» What is expected
Extract all lines that hold "Shift" from the records below.

Records from a collection:

^^^^^^^^^^^^^^^^

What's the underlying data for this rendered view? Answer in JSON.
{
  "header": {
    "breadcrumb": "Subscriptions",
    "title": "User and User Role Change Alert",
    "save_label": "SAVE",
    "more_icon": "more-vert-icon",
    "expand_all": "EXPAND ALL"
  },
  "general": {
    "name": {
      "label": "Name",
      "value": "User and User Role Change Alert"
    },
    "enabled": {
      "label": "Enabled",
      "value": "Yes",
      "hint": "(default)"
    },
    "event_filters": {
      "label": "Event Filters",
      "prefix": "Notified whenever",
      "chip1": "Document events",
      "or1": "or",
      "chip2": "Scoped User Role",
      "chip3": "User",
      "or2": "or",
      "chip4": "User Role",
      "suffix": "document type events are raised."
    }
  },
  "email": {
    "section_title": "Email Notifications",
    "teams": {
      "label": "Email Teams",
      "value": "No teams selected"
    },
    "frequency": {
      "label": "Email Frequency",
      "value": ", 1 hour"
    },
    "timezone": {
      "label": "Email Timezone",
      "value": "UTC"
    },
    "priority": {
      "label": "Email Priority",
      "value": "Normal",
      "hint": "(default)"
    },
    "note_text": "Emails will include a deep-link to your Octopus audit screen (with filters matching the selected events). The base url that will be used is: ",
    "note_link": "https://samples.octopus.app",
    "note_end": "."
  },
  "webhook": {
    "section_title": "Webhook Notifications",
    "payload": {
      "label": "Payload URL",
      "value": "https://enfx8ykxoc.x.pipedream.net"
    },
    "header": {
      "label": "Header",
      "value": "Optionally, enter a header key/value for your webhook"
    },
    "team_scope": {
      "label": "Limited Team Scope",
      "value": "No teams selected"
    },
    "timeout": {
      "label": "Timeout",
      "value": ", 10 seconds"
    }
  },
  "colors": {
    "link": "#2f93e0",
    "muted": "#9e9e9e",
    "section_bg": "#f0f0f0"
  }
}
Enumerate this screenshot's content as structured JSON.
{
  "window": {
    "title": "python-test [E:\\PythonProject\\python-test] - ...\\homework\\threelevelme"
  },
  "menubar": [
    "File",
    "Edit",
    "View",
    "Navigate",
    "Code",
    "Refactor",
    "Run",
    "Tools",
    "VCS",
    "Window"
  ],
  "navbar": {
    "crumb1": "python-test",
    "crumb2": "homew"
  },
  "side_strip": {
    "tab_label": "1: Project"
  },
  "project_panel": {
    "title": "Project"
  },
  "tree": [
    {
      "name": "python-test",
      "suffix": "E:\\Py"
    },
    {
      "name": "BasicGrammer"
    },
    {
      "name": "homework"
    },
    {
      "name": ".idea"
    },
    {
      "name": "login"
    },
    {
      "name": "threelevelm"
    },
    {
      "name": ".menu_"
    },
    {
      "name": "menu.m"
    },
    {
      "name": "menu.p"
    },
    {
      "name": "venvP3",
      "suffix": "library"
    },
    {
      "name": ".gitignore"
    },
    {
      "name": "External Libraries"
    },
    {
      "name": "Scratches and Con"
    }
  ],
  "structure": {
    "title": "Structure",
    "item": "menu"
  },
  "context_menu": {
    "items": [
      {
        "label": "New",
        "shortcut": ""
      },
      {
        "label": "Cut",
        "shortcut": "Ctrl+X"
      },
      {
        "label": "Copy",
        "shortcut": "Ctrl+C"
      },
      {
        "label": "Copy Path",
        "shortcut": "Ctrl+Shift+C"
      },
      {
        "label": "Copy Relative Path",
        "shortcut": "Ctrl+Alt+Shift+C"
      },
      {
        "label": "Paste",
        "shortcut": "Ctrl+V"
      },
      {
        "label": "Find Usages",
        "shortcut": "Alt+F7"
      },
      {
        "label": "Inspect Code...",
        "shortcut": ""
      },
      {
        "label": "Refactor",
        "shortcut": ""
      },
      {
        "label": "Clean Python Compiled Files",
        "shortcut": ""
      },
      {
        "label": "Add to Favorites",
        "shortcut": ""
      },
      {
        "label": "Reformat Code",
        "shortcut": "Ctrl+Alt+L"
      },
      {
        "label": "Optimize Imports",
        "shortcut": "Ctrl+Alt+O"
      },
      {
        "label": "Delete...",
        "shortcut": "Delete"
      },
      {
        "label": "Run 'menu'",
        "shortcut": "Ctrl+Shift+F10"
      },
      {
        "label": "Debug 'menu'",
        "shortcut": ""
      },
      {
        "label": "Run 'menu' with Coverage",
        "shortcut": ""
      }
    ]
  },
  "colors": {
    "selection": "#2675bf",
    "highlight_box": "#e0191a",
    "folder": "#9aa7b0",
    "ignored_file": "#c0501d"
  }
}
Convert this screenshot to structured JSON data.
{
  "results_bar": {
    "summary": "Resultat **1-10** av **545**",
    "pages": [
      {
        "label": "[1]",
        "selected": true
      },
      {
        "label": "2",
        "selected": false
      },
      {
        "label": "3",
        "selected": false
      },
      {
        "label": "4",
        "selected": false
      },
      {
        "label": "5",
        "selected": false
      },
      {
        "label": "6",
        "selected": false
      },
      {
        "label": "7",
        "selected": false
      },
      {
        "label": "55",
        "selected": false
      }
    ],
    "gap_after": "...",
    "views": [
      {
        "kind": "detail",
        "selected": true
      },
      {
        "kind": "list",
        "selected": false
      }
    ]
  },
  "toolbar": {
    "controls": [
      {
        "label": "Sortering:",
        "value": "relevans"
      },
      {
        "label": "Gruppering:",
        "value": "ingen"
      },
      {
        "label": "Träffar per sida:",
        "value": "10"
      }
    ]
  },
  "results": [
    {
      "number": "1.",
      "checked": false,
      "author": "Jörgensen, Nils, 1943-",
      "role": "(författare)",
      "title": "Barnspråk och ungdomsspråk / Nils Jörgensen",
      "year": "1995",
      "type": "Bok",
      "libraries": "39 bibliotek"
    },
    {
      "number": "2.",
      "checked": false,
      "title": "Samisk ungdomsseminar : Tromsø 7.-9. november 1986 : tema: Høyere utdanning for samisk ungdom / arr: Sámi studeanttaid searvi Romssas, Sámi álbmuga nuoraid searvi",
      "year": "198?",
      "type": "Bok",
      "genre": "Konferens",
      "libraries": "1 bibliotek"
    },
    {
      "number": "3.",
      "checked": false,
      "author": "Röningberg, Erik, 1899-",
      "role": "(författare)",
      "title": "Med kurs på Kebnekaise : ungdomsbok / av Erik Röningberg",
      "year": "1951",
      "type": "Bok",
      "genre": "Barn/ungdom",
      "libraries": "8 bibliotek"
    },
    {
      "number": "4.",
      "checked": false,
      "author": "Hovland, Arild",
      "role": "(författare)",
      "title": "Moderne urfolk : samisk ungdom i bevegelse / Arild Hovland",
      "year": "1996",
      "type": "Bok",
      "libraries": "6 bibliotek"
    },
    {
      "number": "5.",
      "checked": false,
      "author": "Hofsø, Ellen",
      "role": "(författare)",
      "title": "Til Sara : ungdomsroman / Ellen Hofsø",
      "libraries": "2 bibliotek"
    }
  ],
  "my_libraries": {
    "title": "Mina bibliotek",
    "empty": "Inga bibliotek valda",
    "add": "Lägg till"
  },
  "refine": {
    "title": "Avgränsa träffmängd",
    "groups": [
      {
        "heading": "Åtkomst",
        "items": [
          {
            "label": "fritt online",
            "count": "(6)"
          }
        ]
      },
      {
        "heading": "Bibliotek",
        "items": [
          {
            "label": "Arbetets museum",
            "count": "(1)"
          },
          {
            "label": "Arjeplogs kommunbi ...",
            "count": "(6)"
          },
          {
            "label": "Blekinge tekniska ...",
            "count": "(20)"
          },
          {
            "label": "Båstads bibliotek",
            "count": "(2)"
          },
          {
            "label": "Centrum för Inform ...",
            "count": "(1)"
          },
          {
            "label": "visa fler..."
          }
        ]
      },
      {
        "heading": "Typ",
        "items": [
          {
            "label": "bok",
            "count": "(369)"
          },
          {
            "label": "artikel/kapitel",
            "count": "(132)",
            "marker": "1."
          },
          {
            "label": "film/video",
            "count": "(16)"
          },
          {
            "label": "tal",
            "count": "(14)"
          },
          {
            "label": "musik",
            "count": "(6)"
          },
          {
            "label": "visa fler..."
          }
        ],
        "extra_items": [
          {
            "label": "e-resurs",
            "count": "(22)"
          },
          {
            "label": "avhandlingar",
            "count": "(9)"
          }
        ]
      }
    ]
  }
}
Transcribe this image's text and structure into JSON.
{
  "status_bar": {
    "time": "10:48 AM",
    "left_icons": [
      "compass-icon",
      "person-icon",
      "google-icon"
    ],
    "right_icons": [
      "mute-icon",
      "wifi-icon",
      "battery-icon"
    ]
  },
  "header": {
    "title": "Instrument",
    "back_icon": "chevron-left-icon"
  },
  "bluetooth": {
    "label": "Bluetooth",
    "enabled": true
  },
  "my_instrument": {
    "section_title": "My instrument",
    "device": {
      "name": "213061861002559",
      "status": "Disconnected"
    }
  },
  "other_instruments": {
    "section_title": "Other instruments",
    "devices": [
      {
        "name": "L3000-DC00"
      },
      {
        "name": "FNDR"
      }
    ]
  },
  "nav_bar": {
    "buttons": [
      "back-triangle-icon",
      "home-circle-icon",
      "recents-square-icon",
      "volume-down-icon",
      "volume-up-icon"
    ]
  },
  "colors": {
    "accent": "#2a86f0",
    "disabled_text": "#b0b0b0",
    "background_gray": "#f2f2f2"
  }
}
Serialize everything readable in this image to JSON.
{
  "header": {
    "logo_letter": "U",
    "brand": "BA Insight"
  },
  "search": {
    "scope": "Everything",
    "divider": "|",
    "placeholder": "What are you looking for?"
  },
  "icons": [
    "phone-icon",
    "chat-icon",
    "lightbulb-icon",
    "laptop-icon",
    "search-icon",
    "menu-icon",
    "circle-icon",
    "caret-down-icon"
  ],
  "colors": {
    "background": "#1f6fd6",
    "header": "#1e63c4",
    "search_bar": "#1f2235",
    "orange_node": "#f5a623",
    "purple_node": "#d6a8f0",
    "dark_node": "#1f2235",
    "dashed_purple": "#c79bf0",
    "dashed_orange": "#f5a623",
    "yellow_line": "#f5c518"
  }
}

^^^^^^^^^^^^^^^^

» Solution to the problem
        "shortcut": "Ctrl+Shift+C"
        "shortcut": "Ctrl+Alt+Shift+C"
        "shortcut": "Ctrl+Shift+F10"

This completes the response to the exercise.